As they work daily with students, Kurz and Duncan see the importance of motivational techniques for students. Duncan, a University Counselor at SAGU, says that he and Kurz chose a topic that could be of potential benefit for the university context.
“College students are often transitioning to adulthood, moving away from dependence on parents, and seeking to make their own decisions on based on their own values, goals, and merits," says Duncan. “Attempting to make college students change through extrinsic motivation will often result in short-lived successes. MI provides the opportunity for students to experience better long-term outcomes.”
As a Counseling Educator, Kurz says that she discusses motivation with students by encouraging them to balance their commitments and take ownership over deadlines. “It doesn’t have to be a heavy weight, but it can be something that propels them and motivates them to move forward,” Kurz says. “Giving them the power back, asking them what they are going to do about it, and helping them feel like they own it, it can help to foster autonomy.”
In addition to presenting together, both Dr. Kurz and Duncan led separate presentations during the conference.
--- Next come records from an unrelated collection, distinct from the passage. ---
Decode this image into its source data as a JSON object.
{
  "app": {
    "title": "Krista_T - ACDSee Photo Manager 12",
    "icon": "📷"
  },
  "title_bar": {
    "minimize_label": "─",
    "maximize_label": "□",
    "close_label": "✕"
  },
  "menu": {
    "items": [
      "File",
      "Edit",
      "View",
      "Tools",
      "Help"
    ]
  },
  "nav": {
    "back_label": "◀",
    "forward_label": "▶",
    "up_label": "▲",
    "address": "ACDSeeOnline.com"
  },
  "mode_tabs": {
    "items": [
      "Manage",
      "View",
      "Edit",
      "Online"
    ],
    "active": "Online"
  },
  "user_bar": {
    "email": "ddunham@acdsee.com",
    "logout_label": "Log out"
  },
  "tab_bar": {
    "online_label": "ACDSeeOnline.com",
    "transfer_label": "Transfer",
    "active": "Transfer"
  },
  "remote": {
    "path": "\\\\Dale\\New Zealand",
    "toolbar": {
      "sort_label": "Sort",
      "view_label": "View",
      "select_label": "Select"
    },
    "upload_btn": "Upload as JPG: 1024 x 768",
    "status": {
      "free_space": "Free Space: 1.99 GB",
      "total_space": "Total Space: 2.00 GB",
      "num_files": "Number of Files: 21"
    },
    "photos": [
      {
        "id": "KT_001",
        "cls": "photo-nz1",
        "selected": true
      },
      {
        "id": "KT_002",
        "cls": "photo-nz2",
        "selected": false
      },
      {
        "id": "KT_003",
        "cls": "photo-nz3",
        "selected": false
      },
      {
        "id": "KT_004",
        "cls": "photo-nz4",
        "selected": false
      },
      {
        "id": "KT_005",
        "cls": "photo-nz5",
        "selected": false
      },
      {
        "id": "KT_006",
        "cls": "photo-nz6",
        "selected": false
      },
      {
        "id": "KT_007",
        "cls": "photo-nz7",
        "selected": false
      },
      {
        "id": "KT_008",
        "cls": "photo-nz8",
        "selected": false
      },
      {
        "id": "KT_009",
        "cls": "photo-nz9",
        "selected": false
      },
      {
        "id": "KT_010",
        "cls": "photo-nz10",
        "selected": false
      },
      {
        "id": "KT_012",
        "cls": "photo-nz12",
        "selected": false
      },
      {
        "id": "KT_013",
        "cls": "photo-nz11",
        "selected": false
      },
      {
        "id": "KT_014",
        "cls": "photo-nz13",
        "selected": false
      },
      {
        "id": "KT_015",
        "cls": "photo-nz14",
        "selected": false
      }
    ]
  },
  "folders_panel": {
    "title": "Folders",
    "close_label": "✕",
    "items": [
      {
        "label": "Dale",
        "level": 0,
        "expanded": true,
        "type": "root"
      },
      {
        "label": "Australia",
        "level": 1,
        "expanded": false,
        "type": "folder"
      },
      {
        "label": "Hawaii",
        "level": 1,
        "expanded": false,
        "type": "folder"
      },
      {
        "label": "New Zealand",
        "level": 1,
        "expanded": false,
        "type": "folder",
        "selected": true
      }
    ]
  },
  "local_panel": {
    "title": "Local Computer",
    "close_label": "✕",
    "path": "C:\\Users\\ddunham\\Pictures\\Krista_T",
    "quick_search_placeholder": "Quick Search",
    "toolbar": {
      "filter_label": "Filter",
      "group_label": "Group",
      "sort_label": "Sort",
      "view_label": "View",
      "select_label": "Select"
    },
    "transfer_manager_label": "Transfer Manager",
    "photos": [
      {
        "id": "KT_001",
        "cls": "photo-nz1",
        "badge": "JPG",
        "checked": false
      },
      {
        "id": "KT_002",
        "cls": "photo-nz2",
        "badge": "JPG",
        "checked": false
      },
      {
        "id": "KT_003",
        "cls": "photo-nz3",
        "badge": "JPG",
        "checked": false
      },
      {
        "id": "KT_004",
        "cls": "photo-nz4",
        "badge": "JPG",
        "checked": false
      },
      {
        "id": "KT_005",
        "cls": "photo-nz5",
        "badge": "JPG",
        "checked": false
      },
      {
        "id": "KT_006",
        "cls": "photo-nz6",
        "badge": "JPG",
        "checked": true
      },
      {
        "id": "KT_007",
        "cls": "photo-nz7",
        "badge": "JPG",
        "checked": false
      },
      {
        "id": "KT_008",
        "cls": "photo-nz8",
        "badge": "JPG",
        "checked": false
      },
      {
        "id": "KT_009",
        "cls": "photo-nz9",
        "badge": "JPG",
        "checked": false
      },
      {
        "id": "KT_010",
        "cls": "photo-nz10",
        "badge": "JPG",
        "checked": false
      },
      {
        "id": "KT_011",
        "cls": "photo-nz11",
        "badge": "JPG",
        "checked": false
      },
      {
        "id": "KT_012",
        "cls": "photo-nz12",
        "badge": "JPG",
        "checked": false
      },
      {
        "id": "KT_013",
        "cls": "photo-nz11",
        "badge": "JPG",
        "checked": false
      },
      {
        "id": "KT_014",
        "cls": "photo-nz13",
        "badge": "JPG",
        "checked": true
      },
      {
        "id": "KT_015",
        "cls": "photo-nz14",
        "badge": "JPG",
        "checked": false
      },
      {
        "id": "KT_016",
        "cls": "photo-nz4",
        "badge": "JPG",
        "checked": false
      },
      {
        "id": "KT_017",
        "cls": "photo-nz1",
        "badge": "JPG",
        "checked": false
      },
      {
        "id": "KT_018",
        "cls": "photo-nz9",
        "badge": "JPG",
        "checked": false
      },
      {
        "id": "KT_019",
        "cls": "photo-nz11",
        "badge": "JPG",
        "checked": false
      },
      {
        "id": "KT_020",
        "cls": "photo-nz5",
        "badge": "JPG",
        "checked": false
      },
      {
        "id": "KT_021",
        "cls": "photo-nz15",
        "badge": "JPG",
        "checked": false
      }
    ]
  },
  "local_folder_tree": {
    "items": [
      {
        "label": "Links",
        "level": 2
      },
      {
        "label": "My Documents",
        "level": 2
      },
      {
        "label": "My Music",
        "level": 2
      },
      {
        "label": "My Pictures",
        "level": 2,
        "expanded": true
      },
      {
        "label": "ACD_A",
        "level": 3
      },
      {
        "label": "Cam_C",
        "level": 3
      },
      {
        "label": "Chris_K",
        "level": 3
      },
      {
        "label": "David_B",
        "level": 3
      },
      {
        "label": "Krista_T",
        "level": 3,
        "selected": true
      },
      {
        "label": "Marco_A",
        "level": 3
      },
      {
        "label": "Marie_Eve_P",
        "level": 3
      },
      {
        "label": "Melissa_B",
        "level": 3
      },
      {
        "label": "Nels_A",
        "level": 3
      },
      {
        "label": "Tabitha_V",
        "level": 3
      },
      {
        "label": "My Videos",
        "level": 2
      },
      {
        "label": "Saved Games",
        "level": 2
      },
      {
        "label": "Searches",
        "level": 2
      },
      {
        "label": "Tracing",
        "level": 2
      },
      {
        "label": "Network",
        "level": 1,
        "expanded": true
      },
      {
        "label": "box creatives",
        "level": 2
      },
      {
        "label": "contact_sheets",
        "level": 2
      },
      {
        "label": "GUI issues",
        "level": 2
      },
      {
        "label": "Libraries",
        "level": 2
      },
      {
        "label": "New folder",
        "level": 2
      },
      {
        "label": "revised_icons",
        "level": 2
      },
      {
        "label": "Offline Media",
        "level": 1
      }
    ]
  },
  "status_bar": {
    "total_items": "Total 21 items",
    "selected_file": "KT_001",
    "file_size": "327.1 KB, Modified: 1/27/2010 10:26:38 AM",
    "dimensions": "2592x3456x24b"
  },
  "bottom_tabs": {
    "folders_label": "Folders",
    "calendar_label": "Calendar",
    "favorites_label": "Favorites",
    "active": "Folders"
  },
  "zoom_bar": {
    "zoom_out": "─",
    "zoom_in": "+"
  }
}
Dr. Kurz presented, “Creative Interventions Toolbox: Counseling Children and Adolescents.” This session was live-streamed and between 375-400 conference participants were in attendance. Kurz, who teaches the Counseling Children and Adolescence course at SAGU, says that the goal of her individual presentation was to equip counselors with practical tools and theory-based evidence for their interventions with students.
Duncan’s second presentation on “Ethical Decision Making for Professional Counselors: Social Media, Electronic Communication, and Counseling Websites” was a collaborative effort with his doctoral cohort and professors from Texas Tech University. Duncan says that the internet can pose challenges to maintaining client confidentiality and professional boundaries between counselors and their clients. The purpose of the session was to focus on the importance of maintaining the ethical practice.
The participant response to Kurz and Duncan’s sessions was extremely positive. Duncan’s individual session prompted valuable discussions regarding the profession, and Kurz was approached by multiple participants, thanking her for her practical approach to applying theories. Duncan says that following their collaborative MI session, “Many expressed appreciation how the presentation gave them a ‘taste of MI’ and left them wanting to pursue more information and training.”
Both Kurz and Duncan say it was an honor to represent SAGU and have future hopes to turn their research on MI into a publication.